▶ PROBLEM DETAILS
Among the lines of the records, please find those that contain the word "Bone" and copy them.
Segment Start: SUPPLIED MATERIAL
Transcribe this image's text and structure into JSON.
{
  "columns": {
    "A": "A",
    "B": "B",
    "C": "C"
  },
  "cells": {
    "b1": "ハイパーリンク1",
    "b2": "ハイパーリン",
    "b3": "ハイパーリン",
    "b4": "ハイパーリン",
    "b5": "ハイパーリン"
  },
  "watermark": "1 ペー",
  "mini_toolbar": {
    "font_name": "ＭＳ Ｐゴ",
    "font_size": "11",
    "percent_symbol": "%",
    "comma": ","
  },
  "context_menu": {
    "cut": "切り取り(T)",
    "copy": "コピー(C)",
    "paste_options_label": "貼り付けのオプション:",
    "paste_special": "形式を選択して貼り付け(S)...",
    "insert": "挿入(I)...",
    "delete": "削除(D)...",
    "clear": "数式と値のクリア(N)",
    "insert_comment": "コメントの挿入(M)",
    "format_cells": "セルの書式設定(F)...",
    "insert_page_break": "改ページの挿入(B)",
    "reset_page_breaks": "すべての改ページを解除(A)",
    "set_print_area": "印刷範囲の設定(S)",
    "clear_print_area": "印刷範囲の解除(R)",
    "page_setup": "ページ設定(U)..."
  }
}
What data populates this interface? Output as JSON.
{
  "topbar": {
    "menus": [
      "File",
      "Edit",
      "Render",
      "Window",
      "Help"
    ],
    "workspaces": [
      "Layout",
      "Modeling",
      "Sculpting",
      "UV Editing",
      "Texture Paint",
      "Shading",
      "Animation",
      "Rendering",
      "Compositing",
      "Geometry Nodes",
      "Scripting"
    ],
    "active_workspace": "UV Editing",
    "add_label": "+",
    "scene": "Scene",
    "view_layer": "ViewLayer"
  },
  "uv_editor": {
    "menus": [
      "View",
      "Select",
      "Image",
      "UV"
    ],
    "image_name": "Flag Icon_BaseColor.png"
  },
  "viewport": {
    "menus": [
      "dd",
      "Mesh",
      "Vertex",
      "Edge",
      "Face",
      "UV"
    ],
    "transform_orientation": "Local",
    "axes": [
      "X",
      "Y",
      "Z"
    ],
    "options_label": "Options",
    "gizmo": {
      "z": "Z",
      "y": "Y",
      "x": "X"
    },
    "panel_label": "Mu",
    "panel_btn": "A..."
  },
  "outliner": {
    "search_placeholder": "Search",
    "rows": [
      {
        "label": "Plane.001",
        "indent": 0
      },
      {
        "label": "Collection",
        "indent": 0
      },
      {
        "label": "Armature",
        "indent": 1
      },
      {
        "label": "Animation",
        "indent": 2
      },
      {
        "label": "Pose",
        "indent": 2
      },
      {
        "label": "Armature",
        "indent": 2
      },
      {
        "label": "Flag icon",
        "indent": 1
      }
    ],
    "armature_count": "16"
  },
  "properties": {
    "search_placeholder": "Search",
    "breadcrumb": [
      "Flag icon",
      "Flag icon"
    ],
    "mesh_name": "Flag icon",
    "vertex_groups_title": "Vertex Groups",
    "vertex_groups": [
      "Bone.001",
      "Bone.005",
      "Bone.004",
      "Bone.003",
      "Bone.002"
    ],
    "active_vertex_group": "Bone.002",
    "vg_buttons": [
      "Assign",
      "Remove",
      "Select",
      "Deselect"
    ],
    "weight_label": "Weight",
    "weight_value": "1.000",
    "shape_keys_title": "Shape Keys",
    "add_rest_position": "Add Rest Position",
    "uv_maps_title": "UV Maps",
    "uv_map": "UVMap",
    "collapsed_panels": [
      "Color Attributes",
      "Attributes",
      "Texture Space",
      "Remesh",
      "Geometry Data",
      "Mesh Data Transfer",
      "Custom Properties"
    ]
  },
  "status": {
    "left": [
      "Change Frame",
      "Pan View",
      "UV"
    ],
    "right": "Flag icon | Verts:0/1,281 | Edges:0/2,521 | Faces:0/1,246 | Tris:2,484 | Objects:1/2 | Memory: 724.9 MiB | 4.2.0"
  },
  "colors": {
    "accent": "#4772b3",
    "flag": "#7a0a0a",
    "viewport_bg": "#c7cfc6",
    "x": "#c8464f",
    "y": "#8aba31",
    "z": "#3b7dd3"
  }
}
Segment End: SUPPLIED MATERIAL
▶ ANSWER FOR THE TASK
      "Bone.001",
      "Bone.005",
      "Bone.004",
      "Bone.003",
      "Bone.002"
    "active_vertex_group": "Bone.002",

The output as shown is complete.